Metal Gear Solid 4 Review
Solid Snake returns, although this time he’s older, more world-weary. Years of fighting the patriots, of being lied to at every turn have had their toll, and his body’s increased ageing have made him grey before his years. None of that matters though: he’s about to embark on his hardest mission yet, a mission that will test the limits of his physical and mental strength and that will, hopefully, let the old soldier rest upon completion.
Friends and enemies will return, story will wrap up and, for a hardcore Metal Gear fan, tears may be shed.
“War… has changed…”
Liquid Snake – still in the body of Ocelot – has surfaced in the Middle East and there’s only one person who can take him down. With the might of the PMCs under his control and the ability to mess with nanomachines (which now link soldiers together for smoother combat), he’s practically unstoppable. Snake embarks on one final mission.
But things get complicated. Old faces return and Snake too isn’t invunerable to Liquid’s nanomachine tests. Snake will need to go around the world to finally get chance to fight his brother one on one, on an even battlefield.
Metal Gear Solid 4 is a completely new sort of Metal Gear game in many respects. Built for the PS3, the top down view that had been a series staple until Metal Gear Solid 3: Subsistence is gone, replaced with a camera that allows for more knowledge of your surroundings. This makes it easier that the base Metal Gear Solid 3 package, but fairer as well. It also allows for more complicated areas, although those that play on the lower difficulty settings probably won’t really get to see that.
The biggest change is the octo-camo, a device that allows you to blend into any surface.
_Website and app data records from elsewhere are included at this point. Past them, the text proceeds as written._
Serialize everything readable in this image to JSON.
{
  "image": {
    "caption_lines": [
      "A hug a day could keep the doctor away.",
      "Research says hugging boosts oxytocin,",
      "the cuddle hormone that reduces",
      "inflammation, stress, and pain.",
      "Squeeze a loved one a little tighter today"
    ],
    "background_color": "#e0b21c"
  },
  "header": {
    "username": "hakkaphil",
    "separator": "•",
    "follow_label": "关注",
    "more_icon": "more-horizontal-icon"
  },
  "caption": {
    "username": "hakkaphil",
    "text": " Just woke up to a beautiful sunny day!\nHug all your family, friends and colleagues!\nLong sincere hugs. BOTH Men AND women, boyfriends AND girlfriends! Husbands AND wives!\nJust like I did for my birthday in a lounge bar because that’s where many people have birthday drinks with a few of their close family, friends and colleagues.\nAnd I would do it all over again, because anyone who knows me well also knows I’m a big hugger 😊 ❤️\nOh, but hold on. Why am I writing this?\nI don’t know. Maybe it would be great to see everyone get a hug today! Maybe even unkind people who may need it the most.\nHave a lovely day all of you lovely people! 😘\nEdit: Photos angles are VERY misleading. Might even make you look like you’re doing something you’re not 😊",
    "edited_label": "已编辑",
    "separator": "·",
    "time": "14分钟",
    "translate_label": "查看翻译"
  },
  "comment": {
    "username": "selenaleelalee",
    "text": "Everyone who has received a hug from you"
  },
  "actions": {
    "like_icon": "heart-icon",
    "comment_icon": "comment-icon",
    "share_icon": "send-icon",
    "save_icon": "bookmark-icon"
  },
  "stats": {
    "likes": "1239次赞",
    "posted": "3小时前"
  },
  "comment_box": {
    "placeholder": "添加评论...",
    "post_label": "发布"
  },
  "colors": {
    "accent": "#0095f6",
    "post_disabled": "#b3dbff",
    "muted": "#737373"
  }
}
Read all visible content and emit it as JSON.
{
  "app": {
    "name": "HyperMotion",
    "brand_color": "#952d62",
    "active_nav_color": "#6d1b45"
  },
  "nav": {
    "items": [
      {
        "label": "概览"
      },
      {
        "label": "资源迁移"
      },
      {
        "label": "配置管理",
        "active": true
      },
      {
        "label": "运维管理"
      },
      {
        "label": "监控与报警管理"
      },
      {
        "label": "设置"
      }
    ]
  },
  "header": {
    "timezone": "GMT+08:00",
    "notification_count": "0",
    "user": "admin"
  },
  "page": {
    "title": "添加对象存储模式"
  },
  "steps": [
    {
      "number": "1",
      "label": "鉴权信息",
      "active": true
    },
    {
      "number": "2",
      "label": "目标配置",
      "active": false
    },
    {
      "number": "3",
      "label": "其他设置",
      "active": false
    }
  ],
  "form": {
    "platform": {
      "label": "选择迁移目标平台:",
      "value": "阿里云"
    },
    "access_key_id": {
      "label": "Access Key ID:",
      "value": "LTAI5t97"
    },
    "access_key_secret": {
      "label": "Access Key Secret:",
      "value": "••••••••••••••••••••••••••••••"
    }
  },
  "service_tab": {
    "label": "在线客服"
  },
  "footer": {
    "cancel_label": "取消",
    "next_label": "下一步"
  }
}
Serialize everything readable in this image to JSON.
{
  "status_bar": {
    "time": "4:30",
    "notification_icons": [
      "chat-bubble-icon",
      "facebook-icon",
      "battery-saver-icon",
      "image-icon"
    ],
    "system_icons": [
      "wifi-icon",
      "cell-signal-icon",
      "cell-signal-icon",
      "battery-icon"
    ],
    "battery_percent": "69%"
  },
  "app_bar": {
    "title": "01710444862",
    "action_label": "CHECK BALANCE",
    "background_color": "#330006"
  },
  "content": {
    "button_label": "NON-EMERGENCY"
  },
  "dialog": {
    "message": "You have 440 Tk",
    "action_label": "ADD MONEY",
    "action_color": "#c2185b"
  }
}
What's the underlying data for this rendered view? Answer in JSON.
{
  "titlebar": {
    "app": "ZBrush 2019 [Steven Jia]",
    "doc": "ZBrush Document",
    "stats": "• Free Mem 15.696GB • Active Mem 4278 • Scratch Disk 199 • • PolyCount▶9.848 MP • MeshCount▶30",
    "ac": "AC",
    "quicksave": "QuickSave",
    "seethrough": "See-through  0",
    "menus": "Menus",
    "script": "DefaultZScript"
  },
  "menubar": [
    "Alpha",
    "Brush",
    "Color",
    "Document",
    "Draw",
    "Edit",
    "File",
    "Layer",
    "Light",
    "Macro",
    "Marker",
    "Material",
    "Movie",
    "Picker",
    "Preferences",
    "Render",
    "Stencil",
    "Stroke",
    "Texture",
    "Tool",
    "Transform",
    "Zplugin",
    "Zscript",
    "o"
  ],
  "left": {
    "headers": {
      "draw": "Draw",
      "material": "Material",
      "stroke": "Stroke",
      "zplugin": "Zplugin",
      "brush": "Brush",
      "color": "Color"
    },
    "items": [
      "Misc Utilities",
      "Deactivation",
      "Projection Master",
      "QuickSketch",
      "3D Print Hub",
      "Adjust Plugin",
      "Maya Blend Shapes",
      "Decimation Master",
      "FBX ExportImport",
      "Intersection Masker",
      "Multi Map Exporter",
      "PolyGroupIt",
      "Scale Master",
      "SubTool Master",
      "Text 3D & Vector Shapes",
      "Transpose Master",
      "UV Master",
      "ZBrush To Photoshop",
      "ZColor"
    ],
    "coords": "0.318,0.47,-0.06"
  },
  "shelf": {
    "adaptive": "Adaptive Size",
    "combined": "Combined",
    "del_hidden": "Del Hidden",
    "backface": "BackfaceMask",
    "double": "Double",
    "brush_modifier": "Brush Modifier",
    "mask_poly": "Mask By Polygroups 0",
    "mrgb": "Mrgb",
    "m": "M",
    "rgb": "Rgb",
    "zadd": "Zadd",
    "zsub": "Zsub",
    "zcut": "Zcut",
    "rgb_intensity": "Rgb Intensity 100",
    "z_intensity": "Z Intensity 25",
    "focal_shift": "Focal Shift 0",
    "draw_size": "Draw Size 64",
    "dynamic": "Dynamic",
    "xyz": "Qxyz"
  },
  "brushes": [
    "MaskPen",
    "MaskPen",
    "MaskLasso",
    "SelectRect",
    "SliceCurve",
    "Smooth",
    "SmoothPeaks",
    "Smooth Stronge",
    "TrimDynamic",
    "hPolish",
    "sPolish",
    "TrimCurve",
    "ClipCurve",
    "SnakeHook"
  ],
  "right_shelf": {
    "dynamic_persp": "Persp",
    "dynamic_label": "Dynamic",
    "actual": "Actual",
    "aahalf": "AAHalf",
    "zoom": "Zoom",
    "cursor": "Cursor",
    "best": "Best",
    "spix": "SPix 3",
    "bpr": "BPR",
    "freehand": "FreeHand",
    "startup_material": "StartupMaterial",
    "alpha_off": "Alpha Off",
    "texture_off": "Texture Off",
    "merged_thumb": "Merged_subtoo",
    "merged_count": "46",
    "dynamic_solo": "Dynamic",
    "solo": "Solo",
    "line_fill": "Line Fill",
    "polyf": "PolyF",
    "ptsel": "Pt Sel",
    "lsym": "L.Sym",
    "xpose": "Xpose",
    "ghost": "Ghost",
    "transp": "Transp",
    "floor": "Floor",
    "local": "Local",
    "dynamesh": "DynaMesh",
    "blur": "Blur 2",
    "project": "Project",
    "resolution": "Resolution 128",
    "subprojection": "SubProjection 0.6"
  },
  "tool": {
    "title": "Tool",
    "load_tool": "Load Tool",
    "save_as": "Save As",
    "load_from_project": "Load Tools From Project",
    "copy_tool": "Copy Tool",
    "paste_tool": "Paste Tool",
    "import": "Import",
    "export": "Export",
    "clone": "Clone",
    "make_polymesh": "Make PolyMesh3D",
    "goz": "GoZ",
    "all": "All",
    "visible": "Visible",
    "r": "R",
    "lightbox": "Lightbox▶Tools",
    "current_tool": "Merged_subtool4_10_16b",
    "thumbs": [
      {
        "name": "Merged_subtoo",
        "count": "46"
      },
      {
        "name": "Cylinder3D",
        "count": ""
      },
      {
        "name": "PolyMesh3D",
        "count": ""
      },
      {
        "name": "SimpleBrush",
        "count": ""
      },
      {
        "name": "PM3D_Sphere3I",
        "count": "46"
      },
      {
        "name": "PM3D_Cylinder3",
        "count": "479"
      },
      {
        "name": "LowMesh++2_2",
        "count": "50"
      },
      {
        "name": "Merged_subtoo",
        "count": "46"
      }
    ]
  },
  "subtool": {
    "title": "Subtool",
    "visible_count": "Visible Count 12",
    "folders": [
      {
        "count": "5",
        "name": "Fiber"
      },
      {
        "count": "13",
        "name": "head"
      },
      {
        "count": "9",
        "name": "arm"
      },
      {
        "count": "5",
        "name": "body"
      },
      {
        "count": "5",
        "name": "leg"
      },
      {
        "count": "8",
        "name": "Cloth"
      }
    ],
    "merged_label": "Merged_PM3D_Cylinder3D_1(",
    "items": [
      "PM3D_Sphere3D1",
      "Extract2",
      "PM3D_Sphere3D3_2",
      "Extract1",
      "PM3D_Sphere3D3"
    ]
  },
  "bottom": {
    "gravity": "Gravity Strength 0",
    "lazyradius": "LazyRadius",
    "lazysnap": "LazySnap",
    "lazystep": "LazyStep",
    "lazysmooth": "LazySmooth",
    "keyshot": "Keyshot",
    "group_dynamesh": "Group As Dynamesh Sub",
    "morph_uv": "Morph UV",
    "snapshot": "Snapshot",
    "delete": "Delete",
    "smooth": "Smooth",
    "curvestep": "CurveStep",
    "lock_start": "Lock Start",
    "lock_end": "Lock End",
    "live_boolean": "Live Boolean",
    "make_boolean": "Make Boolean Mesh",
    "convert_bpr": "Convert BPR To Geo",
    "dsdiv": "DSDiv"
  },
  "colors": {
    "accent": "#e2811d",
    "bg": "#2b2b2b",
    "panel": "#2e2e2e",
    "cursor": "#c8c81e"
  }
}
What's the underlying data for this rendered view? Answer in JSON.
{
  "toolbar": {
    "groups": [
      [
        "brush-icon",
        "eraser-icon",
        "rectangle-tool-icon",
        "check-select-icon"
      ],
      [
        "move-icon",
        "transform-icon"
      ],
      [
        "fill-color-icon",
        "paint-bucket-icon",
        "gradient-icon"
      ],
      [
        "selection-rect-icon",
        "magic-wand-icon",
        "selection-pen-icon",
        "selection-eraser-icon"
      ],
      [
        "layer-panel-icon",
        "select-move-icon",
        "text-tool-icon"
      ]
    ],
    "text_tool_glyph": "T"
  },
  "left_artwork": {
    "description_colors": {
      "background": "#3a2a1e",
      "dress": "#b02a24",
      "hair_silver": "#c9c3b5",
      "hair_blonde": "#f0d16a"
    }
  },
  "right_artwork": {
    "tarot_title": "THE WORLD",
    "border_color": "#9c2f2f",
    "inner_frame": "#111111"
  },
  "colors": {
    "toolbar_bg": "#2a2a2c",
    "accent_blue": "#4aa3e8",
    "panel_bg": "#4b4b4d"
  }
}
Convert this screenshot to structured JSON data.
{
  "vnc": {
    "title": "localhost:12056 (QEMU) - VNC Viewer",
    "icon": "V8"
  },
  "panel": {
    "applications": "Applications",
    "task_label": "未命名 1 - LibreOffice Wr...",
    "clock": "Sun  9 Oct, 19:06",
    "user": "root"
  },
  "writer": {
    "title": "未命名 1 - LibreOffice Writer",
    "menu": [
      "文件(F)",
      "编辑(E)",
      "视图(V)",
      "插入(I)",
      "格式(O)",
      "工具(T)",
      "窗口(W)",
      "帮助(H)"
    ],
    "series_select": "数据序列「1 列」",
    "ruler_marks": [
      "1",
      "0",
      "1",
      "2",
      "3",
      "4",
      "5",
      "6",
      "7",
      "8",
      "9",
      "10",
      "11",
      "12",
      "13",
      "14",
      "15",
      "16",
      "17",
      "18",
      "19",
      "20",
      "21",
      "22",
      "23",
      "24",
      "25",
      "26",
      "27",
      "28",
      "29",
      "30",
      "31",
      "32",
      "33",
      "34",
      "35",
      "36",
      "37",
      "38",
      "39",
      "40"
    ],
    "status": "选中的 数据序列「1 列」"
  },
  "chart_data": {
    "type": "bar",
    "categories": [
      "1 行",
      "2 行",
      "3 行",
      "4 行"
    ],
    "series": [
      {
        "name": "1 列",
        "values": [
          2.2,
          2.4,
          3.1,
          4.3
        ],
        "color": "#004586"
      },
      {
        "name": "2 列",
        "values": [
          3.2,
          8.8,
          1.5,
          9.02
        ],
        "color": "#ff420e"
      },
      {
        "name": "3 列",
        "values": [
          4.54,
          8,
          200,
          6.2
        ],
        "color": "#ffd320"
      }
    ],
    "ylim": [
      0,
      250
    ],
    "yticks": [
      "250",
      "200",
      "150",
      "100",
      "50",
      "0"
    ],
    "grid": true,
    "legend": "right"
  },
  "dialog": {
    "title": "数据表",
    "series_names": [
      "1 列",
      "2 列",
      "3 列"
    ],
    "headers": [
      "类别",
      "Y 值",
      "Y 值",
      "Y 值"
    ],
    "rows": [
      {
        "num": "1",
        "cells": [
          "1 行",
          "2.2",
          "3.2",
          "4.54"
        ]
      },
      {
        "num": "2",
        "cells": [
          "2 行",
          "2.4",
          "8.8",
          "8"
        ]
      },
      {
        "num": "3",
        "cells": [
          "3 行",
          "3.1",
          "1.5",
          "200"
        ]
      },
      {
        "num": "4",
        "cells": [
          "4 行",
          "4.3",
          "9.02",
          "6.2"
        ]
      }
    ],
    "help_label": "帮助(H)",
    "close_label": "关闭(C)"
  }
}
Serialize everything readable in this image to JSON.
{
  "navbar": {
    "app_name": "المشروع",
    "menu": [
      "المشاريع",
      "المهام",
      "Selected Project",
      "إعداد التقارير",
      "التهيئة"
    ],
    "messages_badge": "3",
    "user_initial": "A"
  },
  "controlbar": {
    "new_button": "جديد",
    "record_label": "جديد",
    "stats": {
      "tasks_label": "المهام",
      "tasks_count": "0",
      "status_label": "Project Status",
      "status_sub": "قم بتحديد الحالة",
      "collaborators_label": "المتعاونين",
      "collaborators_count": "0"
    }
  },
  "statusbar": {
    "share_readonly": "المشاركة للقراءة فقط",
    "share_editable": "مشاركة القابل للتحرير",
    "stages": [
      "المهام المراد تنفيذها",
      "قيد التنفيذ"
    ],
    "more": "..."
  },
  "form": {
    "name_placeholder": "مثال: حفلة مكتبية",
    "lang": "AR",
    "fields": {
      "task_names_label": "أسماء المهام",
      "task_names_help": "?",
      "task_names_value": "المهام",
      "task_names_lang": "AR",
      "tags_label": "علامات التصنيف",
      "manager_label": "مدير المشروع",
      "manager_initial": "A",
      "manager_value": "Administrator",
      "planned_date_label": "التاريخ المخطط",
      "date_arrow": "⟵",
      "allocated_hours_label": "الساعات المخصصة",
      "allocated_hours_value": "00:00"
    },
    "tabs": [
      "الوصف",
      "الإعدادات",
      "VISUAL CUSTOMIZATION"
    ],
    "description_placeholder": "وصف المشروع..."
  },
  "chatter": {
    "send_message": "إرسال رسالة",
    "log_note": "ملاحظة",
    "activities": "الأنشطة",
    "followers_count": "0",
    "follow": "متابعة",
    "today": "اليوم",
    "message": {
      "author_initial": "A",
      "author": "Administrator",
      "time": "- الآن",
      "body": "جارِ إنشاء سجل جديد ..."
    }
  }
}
It’s impressive, not only from a gameplay perspective but from a technical one as well. This new sort of stealth is fun to use and not as much of a free-pass to do whatever you’d like as it sounds. You still need to move carefully, you still need to make use of cardboard boxes (or drums), there’s just another element to be aware of.
The combat is more fun this time around and is far slicker than in previous games. Those that enjoy running around, shooting rather than sneaking, will have dozens of weapons with which to exact your sadistic, Volgin-like nature. Snake’s movement has never been more fluid, and no matter how you play, you’ll find that things are improved. Whether you want to put people to sleep with the tranquillizer or if you want to really challenge yourself and run through without any additional help, Metal Gear Solid 4 offers new ways of doing both.
While the gameplay has massively improved, the way the story is delivered is either the best thing ever or the most annoying. There are cutscenes that will technically last up to an hour and a half.(although that time is actually spread across two or three pausable, skippable videos, at least one that has some level of interaction). The story is enjoyable and well directed, so it’s worth watching at least once. The pay off is more than worth it.
Each location, five in total, has a focus on a different form of stealth, and not each level manages to be its best. One, which has you tailing a resistance member in Eastern Europe, seems like a really fantastic idea until you’ve played it more than once, at which point you wish you could hit a fast forward button. This is a game that was designed to be at its best the first time through, with no spoilers or prior knowledge. This far after release, that seems unlikely, but it’s still worth checking out.
A patch last year finally did the unthinkable: added trophies to Metal Gear Solid 4. If you’ve been looking for an excuse to return, look no longer. The trophies will have you doing absolutely everything the game has to offer, and believe me, you’ll need to work for your platinum. You can get the bulk of your digital rewards in only two or three playthroughs, but to get the platinum you’ll need to do at least one very good playthrough and at least one very bad. This will take upwards of 80 hours, and if you plan to get the platinum I suggest you start out with a trophy guide to minimize effort.
The patch also meant you can install each level from the start screen, as opposed to at the start of each chapter. This is great for people that play regularly, but be sure to double check your HDD before hand – it’ll take up a lot of space.
Graphics and Audio
I was amazed to find that Metal Gear Solid 4 still stands up, graphically, today. It was a must-play thanks to its flawless visuals six years ago and it absolutely remains that way now. There have been better looking games in the time since (and even at the time, if you have a top-of-the-range gaming PC), but MGS4 still manages to impress, especially in terms of the character models.
I can’t knock the sound design either. The music is perfect throughout, with the iPod offering a nice range of music from throughout the series (in case whatever is playing isn’t to your tastes). The voice acting, as always, is top notch and will bring every corner of the story to life. There isn’t a weak line in the whole thing.
Perhaps Metal Gear Solid 4’s biggest weakness is that it changed too much. Gone are the majority of the hilarious CODEC messages from your support staff (although there are still some you’ll love), the camera angle has changed, the way you fight has changed – even the protagonist has changed. It’s still definitely a Metal Gear game though, and perfectly sits as a book end to Snake’s story. Revengeance was fantastic, but it just served to show that life went on after the conclusion of this game. The real ending is here.
And it’s absolutely as good of an ending as a long-time fan could have hoped for.